A puppy on leash was gingerly walking along a reservoir path with eyes and nose tuned into the pleasant surprises along the way. Suddenly two dogs also on leash lunged at him with ferocious barking and hissing. Both sets of owners kept the threatening dogs away from the startled puppy who then continued along the path after his owners commented that this was his first frightening encounter.
As he rounded the next bend, he first passed walkers who were gleefully hanging Christmas ornaments on a leafless tree. After the puppy checked out the tree decorating, he saw a bigger puppy on leash who laid on the path to signal his friendliness to the younger puppy. They playfully schmoozed, and the younger puppy moved along with continuing expectation of whatever he might encounter.

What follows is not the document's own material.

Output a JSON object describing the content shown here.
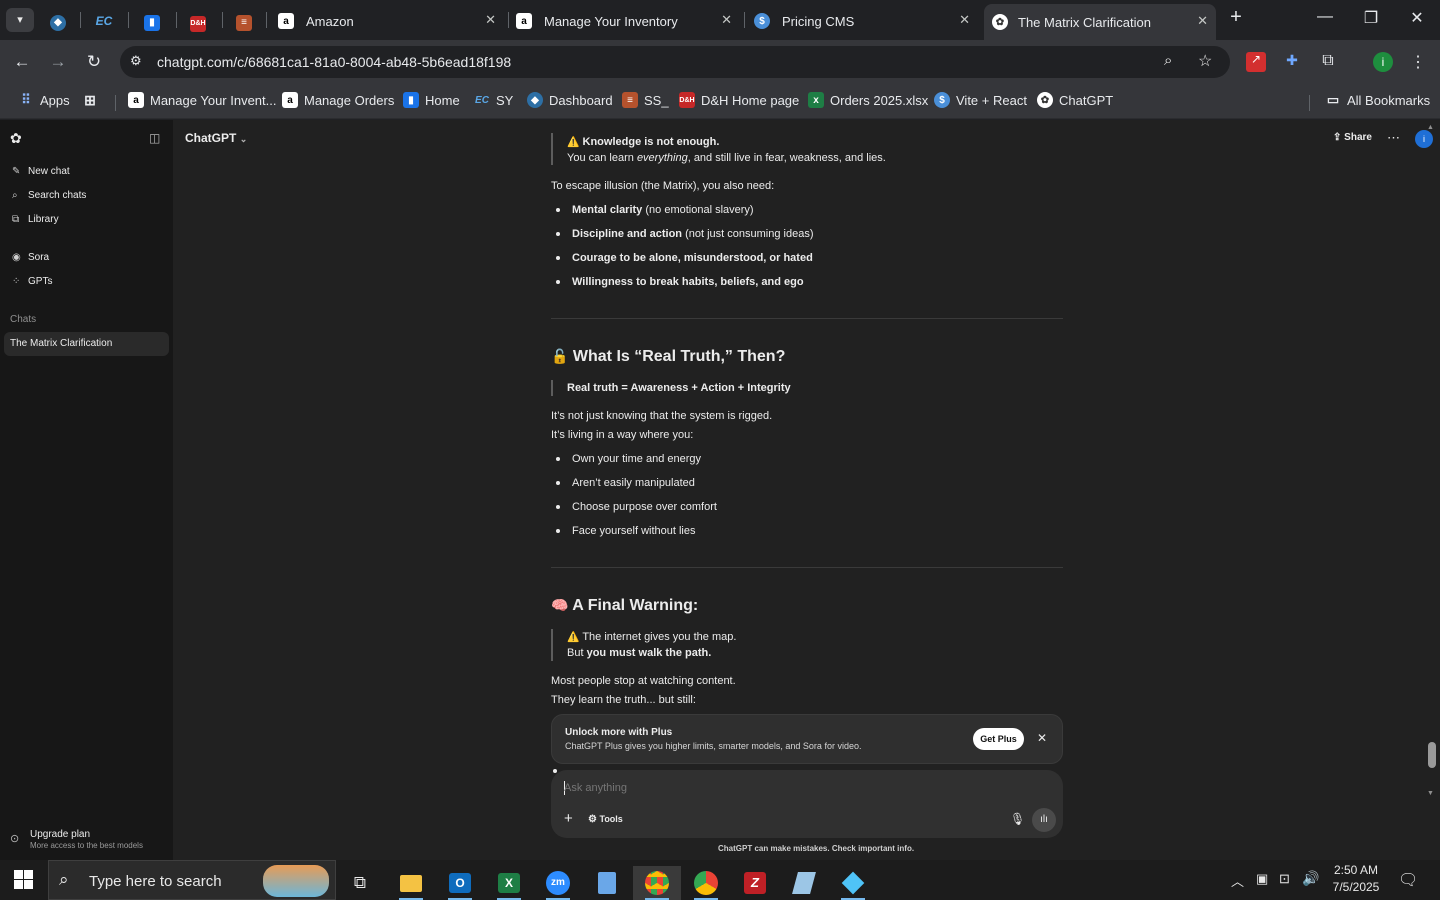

The holiday season is all about expecting. But positive human expectation is preceded by hope and succeeded by anticipation. Without hoping, there may be surprises, positive or negative, but not the expectation that springs from deep longings supported by hope. Without expecting, there is no anticipating. The combination of hoping for, expecting and anticipating longed for gifts, events and experiences provides satisfaction even before the moment arrives that fulfills our inner promptings. How often have we felt that our anticipations are almost as satisfying as our anticipated experiences and outcomes!

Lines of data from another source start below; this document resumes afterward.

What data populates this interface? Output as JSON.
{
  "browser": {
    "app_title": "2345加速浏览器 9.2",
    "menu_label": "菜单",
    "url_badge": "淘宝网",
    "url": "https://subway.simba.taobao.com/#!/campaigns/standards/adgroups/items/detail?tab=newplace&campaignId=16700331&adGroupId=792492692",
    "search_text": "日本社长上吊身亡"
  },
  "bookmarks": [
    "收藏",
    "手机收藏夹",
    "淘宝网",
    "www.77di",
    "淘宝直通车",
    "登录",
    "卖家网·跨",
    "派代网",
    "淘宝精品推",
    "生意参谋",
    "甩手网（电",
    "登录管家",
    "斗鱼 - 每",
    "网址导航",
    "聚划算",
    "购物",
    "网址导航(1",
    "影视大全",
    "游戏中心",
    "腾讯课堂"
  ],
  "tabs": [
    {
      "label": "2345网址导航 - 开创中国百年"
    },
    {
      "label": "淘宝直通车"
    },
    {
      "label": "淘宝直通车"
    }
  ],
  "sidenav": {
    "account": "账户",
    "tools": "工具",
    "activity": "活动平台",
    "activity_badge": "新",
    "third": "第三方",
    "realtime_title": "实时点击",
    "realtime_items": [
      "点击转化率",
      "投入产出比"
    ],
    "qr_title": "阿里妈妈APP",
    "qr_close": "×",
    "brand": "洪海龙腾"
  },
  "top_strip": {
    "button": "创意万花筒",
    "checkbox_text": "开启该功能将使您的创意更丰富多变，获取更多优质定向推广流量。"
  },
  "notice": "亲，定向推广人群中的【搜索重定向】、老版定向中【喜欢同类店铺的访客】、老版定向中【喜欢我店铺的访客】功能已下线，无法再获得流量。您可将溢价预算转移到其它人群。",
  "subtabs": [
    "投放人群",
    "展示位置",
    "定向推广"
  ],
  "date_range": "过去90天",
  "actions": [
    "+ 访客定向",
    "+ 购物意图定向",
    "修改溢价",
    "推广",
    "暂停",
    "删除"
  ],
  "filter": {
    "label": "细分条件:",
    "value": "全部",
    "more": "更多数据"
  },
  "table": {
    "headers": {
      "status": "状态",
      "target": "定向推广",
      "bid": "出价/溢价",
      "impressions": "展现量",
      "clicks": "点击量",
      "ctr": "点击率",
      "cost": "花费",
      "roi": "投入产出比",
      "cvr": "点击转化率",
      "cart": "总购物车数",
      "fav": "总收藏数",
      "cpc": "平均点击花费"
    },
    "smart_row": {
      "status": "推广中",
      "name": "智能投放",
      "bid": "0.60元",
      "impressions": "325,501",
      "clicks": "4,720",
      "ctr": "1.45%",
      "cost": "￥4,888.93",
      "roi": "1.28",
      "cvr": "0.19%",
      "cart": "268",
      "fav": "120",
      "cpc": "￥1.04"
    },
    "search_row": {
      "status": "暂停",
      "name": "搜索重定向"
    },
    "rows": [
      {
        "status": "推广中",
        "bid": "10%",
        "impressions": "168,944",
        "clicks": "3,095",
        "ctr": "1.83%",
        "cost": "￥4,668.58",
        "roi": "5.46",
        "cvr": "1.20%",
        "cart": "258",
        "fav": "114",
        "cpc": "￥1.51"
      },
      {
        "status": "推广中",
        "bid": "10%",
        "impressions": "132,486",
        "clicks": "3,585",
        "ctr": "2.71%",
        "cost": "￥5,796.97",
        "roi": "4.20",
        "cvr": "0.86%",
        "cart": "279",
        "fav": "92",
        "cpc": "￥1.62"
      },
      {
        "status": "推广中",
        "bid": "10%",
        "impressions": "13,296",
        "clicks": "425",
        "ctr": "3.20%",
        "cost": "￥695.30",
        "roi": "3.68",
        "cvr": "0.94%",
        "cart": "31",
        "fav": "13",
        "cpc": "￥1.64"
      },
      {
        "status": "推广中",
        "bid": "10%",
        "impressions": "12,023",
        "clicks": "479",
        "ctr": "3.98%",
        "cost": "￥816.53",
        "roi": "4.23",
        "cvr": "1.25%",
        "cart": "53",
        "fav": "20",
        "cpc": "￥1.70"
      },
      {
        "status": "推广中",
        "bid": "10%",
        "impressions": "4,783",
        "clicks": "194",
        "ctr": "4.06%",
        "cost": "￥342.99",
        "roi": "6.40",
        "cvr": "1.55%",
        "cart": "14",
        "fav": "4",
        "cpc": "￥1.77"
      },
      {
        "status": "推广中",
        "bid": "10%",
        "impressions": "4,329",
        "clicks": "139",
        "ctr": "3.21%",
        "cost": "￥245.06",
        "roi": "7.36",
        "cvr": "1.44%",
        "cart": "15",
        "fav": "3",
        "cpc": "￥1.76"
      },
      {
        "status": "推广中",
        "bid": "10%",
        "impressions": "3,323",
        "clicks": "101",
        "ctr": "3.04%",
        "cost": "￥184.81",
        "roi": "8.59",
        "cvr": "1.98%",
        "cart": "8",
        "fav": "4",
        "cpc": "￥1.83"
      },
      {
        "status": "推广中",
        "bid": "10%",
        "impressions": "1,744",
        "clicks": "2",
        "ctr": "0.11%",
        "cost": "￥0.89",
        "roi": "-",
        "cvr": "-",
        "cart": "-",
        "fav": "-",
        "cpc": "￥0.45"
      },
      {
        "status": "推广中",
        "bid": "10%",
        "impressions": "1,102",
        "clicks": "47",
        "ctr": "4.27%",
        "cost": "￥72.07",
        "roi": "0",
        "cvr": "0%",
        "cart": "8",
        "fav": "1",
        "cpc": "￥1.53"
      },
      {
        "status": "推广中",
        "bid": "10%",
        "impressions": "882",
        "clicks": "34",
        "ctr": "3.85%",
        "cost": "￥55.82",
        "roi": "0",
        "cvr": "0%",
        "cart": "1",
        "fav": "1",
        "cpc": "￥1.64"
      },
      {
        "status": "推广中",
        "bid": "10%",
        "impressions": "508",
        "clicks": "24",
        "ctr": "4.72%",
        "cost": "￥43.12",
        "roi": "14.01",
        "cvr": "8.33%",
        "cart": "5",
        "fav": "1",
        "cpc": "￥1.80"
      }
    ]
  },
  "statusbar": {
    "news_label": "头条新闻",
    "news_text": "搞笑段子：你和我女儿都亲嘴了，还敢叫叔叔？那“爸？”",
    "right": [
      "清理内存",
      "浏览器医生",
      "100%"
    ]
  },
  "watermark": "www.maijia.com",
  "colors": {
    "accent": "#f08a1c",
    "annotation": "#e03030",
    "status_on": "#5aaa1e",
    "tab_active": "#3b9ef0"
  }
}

However, we may find ourselves expecting and anticipating what we dread. We are not naïve to threatening or disappointing experiences like the puppy. It is reasonable to be alert and adverse to what might cause us harm, set backs or losses. The problem comes when pain, suffering and dashed dreams cause us to let go of hope, which sustains us.
This is a time when we can step out on our path along life’s reservoirs of refreshing waters, and reach inside and all around us for renewed hope about what matters to us. We may be short on companionship and support, meaningful vision and plans, or clarity about where we fit in and can contribute to our troubled world. If so, we can allow a puppy or toddler, a fresh wisp of air or warm and gentle smile and touch, an image of someone suffering or a seasonal communication from someone special to rekindle our hopefulness, and thereby our expectation and anticipation of opportunities we otherwise may have missed seeing and embracing.

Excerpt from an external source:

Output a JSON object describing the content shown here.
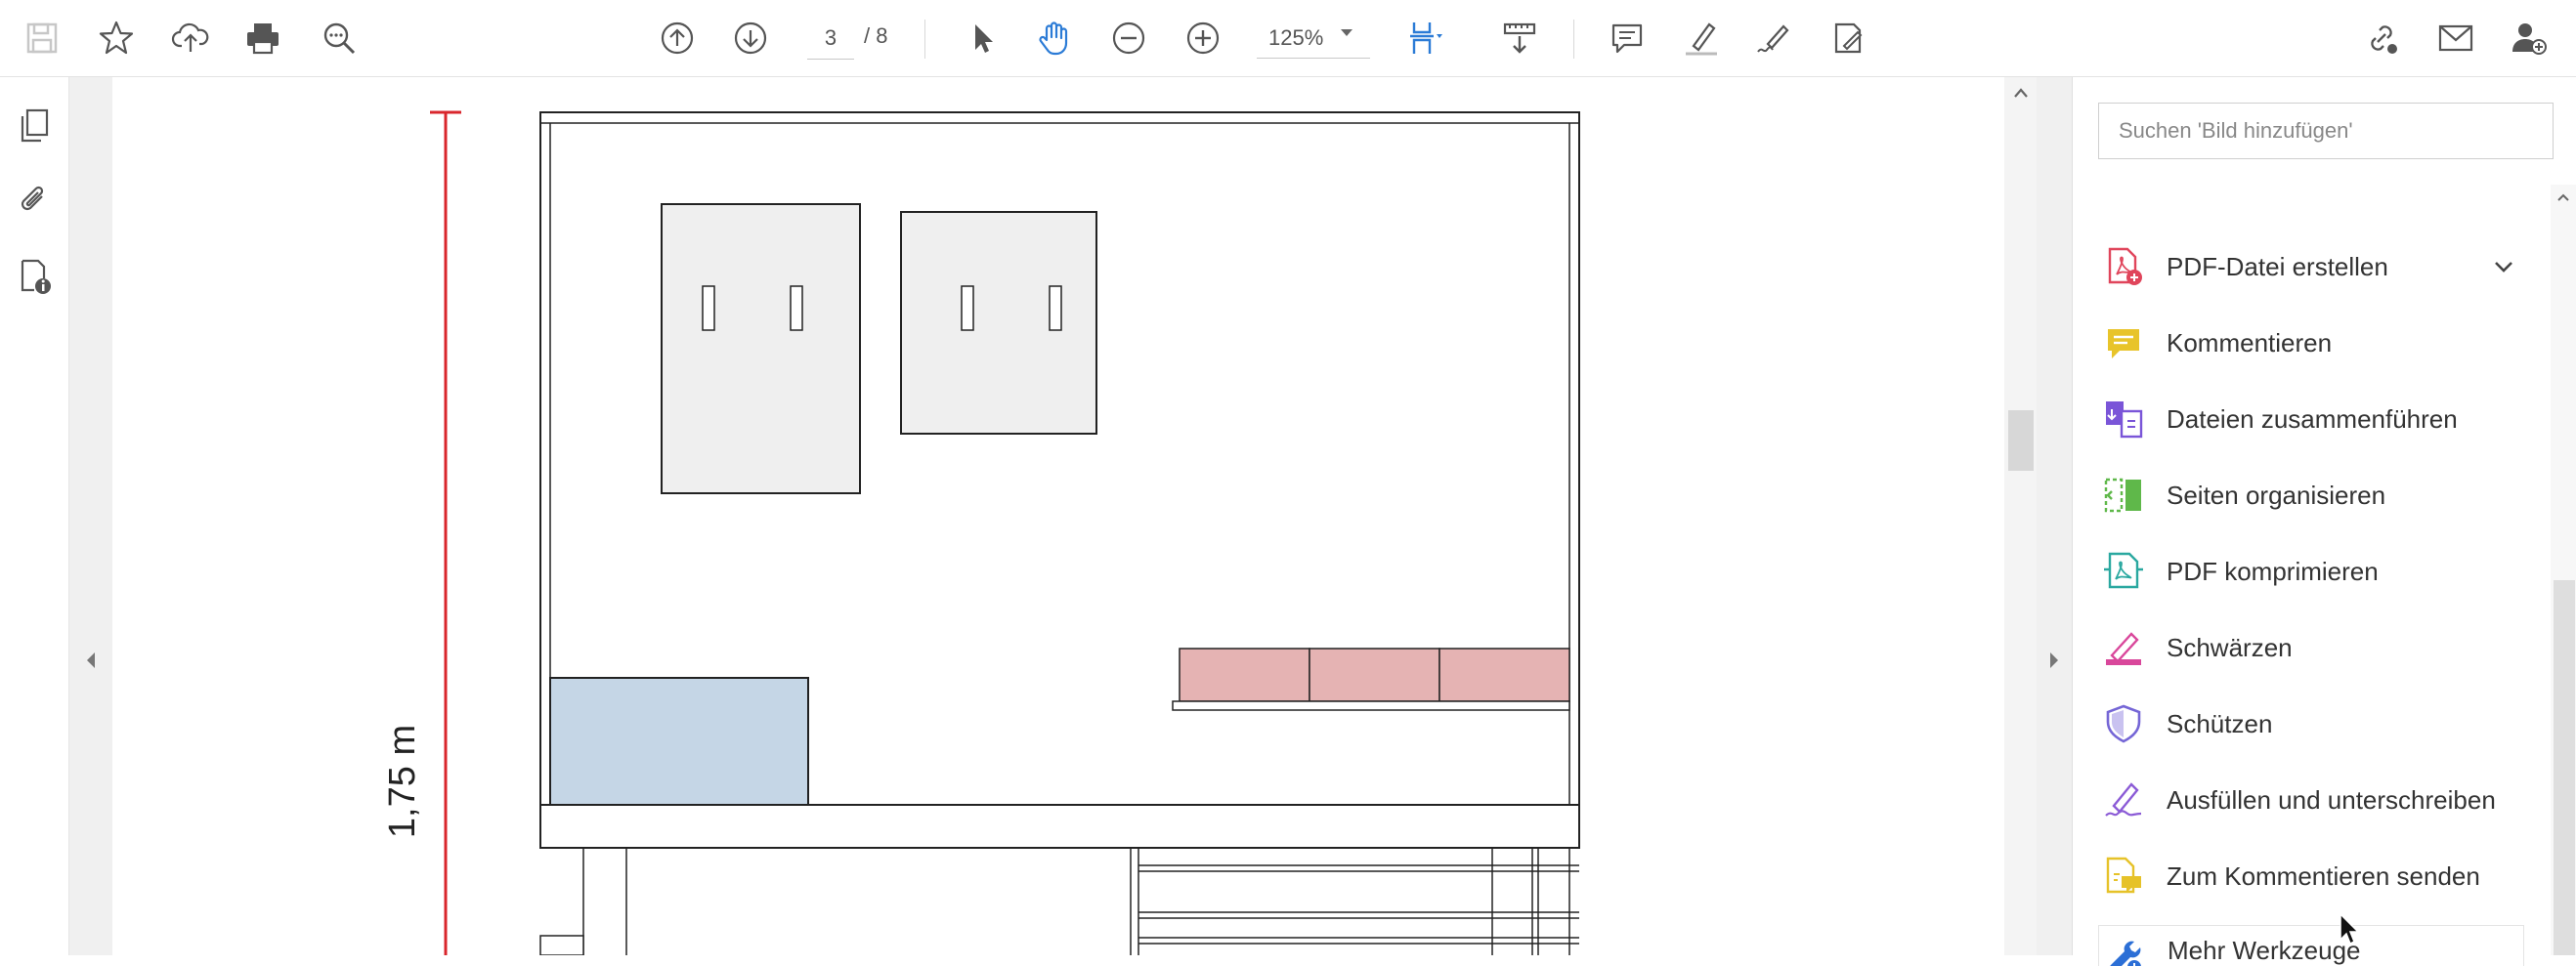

Robert Kennedy’s words come to mind: “There are those who look at things as they are, and ask why…I dream of things that never were, and ask why not.” This can relate to our personal lives as well as the world in which we live.